**Action item:** Show the lines below that contain the string "icon".

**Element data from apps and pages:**
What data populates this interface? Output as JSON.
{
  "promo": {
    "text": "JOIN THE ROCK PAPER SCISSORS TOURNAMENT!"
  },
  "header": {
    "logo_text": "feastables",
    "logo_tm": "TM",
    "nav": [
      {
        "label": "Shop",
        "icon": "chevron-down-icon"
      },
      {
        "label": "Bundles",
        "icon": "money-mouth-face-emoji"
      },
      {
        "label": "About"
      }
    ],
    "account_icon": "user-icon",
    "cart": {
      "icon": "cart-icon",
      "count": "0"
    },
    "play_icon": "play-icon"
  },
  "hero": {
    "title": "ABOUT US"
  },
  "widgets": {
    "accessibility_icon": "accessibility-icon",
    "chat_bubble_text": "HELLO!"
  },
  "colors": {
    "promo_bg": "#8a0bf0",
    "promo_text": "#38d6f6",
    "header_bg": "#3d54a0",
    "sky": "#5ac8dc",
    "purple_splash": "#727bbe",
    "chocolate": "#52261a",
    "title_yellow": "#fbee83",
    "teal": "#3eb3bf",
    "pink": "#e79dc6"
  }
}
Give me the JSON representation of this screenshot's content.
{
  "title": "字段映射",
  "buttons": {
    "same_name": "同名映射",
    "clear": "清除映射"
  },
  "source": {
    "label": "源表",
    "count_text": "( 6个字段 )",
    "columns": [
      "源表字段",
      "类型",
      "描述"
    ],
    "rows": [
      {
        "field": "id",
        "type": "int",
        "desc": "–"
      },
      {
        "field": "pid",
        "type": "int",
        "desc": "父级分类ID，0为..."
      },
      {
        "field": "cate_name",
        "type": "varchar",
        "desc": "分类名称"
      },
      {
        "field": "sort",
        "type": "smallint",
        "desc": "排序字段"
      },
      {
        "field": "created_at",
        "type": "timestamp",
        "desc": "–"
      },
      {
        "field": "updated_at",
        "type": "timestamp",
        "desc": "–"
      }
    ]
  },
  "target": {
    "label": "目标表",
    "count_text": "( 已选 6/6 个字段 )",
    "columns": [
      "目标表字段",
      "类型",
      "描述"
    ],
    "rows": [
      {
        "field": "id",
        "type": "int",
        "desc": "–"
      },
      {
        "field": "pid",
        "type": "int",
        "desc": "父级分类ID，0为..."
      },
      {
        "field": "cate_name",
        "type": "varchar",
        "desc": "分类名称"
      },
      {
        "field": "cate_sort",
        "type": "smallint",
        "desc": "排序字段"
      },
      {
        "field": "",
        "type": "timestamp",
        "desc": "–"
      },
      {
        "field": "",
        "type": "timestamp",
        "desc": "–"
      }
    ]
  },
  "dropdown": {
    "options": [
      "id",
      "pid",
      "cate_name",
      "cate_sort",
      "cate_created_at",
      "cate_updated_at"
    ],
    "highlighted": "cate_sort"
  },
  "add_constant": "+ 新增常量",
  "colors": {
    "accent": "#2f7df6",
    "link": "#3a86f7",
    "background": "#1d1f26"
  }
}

**Exercise answer:**
        "icon": "chevron-down-icon"
        "icon": "money-mouth-face-emoji"
    "account_icon": "user-icon",
      "icon": "cart-icon",
    "play_icon": "play-icon"
    "accessibility_icon": "accessibility-icon",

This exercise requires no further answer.